Coach Hammond has a long range strategic plan for the WVU rifle team. His vision includes offering more avenues for his team to achieve success on the firing line.
“My vision since the beginning was for our facilities to be similar to an Olympic Training Center—just like the U.S. Olympic Training Center in Colorado Springs, or another countries equivalent. The team could train at the highest level for international competitions like the Olympics, with all the resources that other places like that have—possibly even more so.”
The next step: Coach Hammond is purchasing a mobile range. The main purpose: “To shoot matches in a much larger arena, be it our indoor track or any large hall or building we have on campus.”
Having a mobile range allows for easy set-up and tear down—a huge advantage.
“Basically it will allow us to have a larger venue for all of our home matches and ultimately allow more spectators to come and watch. The range will look very similar to what we have shot at the NCAA Championships over the last few years.”
In the last couple of years NCAA has been shooting on this type of mobile range. Akron was the first to do it two years ago, followed by Ohio State.
“What used to happen before is we would shoot smallbore at the range that was hosting the championship that year. And then we would move the air rifle event into any arena, sports halls, indoor track, or large building like that. Akron became the first one to divide the shooting and it was definitely a success. The NCAA was happy. Ohio State followed suit this year and shot smallbore and air rifle in their indoor track.”
WVU will be hosting the 2019 NCAA Rifle Championships. Hammond wants to have flexibility for both championship and practice venues. The mobile range will provide it.
“With our current facility, we struggle to host a regular match―never mind a large championship. The mobile range is much cheaper than a new standalone facility. Even if we had a new facility, we probably would not shoot NCAA championships on that, we would still want to shoot at the coliseum. The perfect solution is to have a separate match facility and then the range that we currently have can become our daily practice facility. We want to be able to have our own equipment and not just for one match every two years.”
Hammond’s mobile range should help grow the sport’s local spectator base.
“Next year with this type of facility, I think we can build a fan base that is actually going to come regularly to watch the matches. We want to be able to shoot all of our home matches in this type of arena and I think it would really enhance the sport. The big thing is really for the fans and spectators to be able to come and us not be limited on how many people can come and have much bigger projector screens and really allow them to come and watch the matches. I truly believe we can get a really large crowd.”

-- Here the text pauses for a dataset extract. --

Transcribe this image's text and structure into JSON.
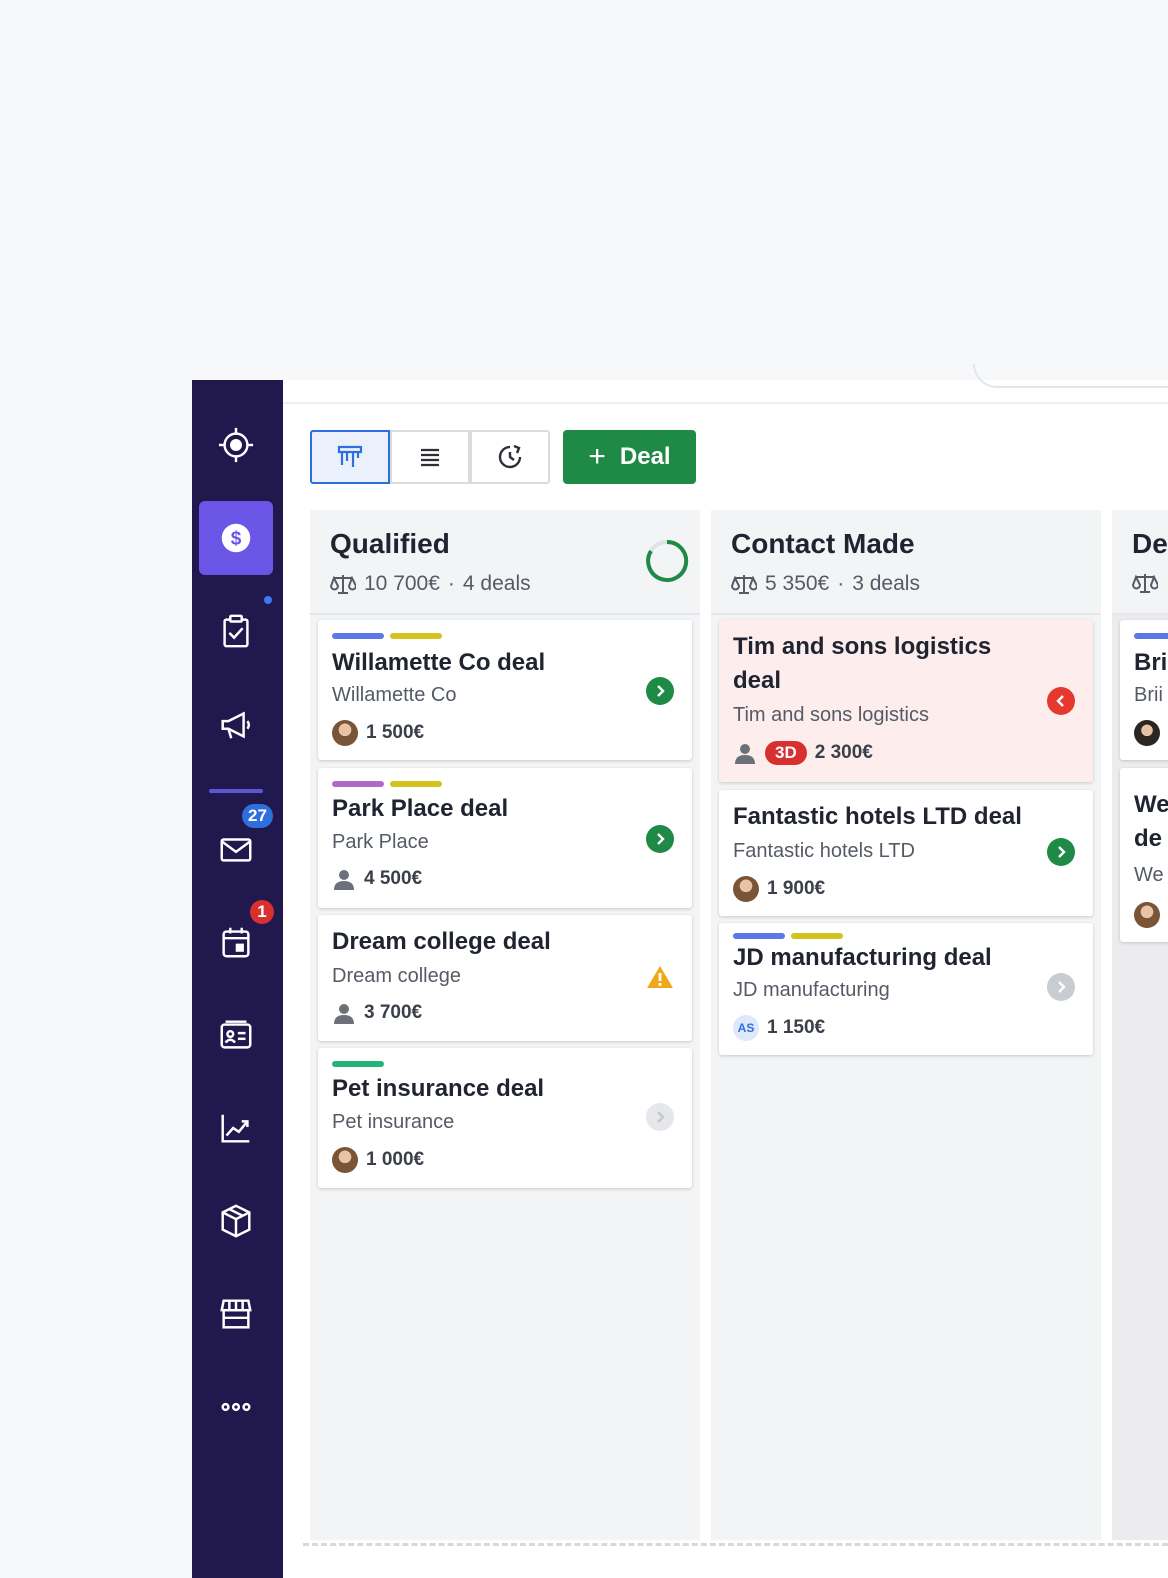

Hammond thinks big. Although lofty, his current goal is easily doable.
“Our current goal is to shoot the NCAA championships in the WVU Coliseum. It’s just a great arena. I think not only Mountaineer fans, but across everywhere, and certainly local people will take advantage of the opportunity to support the rifle team―and to also see a NCAA championship in Morgantown for the first time.”
This season, WVU has four All-Americans returning—including senior team captain Elizabeth Gratz. Also returning are three NCAA National Champions: junior Ginny Thrasher (2016 smallbore and air rifle) and sophomores Milica Babic (2017 air rifle) and Morgan Phillips (2017 smallbore). Junior Will Anti, sophomore Jack Anderson, redshirt-freshman Noah Barker, redshirt-freshman David Koenders, and freshman Sarah Osborn complete the Mountaineers’ line up.
Entering the season ranked number one, WVU opened against No. 9 North Carolina State in Charleston, SC,—securing victory yet again.
Lead image by WVU Athletic Communications